Paging Dr. Freud! The fiscal cliff has the country in need of some serious therapy—and maybe a Xanax or two.
Many economists are warning about the possible psychological scars left by the cliff, not the relatively straightforward cash flow issues that Democrats and Republicans must reconcile before the start of next year.
Beneath the debate about potential tax hikes and spending cuts, there lurks fear, paralysis, wild optimism and basic questions of trust. The country already views government leaders with skepticism, a feeling that could become even more pronounced if the fiscal cliff talks fail.
“Much like the finale in some kind of horror movie, you know something big is about to happen and are just waiting to see what,” said Stanford University economics professor Nick Bloom.
The game inside the White House negotiations involves tough budgetary math. But for the investors and consumers without a seat at the table, it is a matter of debilitating suspense. Stocks rally on canned statements by congressional leaders that sound positive. Upper-income Americans spend less in anticipation of higher taxes. It’s open speculated whether film legend George Lucas sold-off the Star Wars franchise to avoid higher taxes—and which other billionaires might follow suit.
Along with two other economists, Bloom developed the policy uncertainty index to gauge the financial impact of escalating political tensions. The daily index has steadily climbed over the previous three months—dipping only after House Speaker John Boehner, R-Ohio, and other congressional leaders emerged from the White House on Nov. 16 to call the initial discussions with President Obama “constructive.”
The index currently stands at an elevated 180, its increase tracking with alarmist quotes from CEOs about the cliff and a slowdown in business investment.

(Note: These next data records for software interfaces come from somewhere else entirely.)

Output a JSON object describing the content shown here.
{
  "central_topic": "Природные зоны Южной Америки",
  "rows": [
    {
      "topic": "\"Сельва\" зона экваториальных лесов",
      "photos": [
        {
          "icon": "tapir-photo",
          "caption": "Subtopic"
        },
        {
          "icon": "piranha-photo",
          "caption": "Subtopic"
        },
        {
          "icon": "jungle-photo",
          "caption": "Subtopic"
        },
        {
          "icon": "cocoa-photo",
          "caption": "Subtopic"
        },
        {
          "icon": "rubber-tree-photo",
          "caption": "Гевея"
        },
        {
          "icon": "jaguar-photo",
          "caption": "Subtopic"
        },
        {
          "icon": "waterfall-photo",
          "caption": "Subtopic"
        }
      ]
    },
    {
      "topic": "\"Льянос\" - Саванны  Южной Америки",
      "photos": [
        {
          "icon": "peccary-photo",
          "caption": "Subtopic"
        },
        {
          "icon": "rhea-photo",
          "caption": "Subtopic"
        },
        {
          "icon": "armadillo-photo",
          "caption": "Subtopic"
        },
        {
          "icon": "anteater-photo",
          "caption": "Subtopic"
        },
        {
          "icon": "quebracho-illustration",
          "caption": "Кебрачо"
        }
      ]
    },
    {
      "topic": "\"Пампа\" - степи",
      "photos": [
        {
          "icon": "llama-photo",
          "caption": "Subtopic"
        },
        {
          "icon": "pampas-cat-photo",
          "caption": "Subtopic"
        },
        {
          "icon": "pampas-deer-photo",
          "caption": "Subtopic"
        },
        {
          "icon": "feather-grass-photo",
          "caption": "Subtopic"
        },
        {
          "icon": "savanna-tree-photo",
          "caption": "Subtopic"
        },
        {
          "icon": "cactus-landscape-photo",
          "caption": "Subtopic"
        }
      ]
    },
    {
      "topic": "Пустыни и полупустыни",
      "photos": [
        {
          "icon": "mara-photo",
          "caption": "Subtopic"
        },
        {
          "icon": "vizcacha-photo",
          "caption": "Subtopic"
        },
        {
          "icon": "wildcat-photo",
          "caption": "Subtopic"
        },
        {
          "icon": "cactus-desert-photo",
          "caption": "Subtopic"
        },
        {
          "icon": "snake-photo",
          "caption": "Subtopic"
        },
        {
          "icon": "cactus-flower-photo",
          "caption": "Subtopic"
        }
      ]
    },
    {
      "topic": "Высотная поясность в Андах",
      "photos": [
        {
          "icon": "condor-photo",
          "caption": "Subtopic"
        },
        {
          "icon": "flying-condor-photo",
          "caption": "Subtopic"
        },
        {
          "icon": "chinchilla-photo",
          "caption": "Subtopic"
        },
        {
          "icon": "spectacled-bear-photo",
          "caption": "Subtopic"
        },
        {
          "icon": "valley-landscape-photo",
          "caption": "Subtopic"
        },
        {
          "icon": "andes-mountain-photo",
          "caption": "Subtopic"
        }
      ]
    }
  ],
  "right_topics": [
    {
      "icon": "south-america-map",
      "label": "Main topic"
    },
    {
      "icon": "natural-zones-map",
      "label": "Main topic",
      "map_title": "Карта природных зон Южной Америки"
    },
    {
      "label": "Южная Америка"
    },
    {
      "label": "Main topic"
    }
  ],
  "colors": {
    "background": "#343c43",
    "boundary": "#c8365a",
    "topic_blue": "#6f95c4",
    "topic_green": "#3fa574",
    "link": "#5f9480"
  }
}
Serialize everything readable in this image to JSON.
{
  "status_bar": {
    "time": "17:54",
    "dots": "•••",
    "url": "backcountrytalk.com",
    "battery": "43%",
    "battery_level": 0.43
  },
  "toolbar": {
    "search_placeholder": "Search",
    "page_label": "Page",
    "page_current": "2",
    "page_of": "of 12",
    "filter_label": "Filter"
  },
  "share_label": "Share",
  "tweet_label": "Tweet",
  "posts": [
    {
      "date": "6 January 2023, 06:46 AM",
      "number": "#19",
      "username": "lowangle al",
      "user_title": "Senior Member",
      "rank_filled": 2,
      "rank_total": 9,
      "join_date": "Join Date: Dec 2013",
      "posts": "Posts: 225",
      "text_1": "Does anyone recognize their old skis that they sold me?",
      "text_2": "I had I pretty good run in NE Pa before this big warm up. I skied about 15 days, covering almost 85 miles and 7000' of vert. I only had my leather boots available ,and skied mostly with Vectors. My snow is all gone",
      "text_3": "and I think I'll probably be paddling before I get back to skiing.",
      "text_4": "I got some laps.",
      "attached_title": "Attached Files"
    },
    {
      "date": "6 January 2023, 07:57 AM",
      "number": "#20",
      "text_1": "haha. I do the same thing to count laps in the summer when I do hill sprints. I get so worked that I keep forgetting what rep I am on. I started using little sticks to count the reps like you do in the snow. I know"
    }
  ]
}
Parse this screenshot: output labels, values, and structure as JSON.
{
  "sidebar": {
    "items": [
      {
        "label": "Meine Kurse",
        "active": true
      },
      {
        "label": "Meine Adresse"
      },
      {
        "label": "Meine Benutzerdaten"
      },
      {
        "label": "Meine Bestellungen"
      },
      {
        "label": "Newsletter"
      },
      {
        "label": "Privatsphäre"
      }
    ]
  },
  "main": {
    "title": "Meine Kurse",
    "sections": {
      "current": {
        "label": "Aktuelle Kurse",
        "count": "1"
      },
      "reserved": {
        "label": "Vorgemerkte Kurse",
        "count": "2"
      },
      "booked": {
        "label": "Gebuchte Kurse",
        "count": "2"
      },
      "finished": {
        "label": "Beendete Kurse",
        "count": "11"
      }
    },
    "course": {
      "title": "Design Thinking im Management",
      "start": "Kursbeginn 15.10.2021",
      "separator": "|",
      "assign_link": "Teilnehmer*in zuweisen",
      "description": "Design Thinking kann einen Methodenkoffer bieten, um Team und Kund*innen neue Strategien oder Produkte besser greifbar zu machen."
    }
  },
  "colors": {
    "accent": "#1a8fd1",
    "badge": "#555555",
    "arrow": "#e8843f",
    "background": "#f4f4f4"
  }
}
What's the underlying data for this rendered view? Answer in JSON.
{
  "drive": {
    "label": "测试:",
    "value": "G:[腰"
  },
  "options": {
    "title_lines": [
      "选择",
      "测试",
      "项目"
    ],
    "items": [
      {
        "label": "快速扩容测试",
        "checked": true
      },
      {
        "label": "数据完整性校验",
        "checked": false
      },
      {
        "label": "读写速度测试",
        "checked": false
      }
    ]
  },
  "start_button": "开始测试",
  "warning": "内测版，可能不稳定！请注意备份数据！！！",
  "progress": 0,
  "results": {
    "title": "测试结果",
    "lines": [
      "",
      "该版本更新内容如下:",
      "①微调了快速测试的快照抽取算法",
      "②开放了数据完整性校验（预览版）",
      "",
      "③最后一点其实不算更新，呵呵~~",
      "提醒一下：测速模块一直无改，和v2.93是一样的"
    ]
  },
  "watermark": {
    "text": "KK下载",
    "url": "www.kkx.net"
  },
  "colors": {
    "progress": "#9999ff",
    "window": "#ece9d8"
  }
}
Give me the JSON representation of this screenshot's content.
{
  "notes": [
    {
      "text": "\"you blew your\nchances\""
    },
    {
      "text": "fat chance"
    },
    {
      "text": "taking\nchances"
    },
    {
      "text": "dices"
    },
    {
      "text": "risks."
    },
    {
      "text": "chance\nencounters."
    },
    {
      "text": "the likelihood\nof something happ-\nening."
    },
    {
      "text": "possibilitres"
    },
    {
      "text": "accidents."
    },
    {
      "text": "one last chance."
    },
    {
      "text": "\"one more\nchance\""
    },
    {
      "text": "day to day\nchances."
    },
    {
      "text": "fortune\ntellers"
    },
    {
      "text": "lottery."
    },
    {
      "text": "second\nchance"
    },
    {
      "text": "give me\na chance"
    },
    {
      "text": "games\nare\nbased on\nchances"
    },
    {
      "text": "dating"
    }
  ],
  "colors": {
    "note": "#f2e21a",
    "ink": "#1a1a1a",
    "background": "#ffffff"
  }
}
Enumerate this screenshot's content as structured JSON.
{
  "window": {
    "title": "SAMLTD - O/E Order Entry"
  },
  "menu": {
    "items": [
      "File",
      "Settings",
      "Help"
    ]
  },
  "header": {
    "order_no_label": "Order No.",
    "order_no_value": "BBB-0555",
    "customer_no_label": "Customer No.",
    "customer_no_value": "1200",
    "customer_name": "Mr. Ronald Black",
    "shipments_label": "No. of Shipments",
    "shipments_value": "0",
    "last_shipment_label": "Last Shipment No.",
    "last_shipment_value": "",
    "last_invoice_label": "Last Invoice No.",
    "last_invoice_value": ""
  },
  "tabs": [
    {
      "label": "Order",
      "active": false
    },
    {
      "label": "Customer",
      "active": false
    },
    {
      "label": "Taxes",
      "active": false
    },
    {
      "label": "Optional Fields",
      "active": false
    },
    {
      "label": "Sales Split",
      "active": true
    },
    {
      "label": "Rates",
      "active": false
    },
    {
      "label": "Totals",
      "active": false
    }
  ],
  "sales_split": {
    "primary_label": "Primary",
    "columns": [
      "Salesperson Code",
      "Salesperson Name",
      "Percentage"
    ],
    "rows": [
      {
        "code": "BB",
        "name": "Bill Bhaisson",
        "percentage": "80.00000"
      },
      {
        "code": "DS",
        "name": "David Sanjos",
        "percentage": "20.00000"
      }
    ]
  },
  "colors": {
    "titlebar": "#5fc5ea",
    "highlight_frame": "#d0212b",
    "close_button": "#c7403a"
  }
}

But that reading remains below the critical 230 level reached last year during the debt ceiling negotiations, when the government nearly defaulted and economists actively warned of an oncoming recession.
Surprisingly, Americans care more about federal spreadsheets than scandalous bed sheets. The fiscal cliff has generated more interest than the juicy extramarital affair involving former CIA director and retired Army Gen. David Petraeus, according to a survey by the Pew Research Center for the People & the Press.
As the details of any bargain get sorted out, some of the usual partisan bile will start pumping. Republicans have historically resisted the tax increases being pushed by Democrats, who in turn oppose the dramatic overhaul of entitlement spending that would likely be part of any deal. The celebrating over friendly tones will give way to sharp doubts, which should take stocks on a volatile ride.
“Despite last week’s kumbaya moment, I’m still expecting to see brinksmanship, posturing, statements to keep the base intact, I expect to see some real conflict and the market is not going to like that,” said Jerry Webman, chief economist for Oppenheimer Funds.
Administration and congressional officials are deeply aware about the role played by animal spirits in the economy. Alan Krueger, the president’s top economics adviser, recently voiced his concerns about the breach of public trust if negotiations disappoint.
“What’s to me much more worrisome is the psychological effects of falling off of the cliff in a number of respects,” Krueger told the Economic Club of Washington. “It would mean to many people that the government is not there to solve the problems it was meant to solve.”
The challenge is that these psychological responses approach the limits of data-driven economics. Consumer confidence is at a five-year high of 82.7 according to a University of Michigan index, despite all the understandable carping about uncertainty.
Swarthmore College professor Barry Schwartz recently proposed that Obama create his own “Council of Psychological Advisers.” This group of PhDs would complement the existing council of economists led by Krueger, helping the president to think through how government policies impact behavior.
“The recent financial crisis and its persistent aftermath make it clear that ignoring the real psychology of ‘irrational’ enthusiasm (or pessimism) can be perilous,” Schwartz wrote this month in The Atlantic. “This is not to say that macroeconomic variables don't matter and that the behavior of the economy is completely driven by the psychology of participants. Of course macroeconomic variables matter. But they are not, and never have been all that matters.”
But a major part of the fiscal cliff is, in fact, the result of a psychological trick by policymakers. When the bipartisan super committee was unable to agree on spending reductions last year, they set into motion the budget sequestration that will slash $109 billion for Defense and domestic expenditures next year.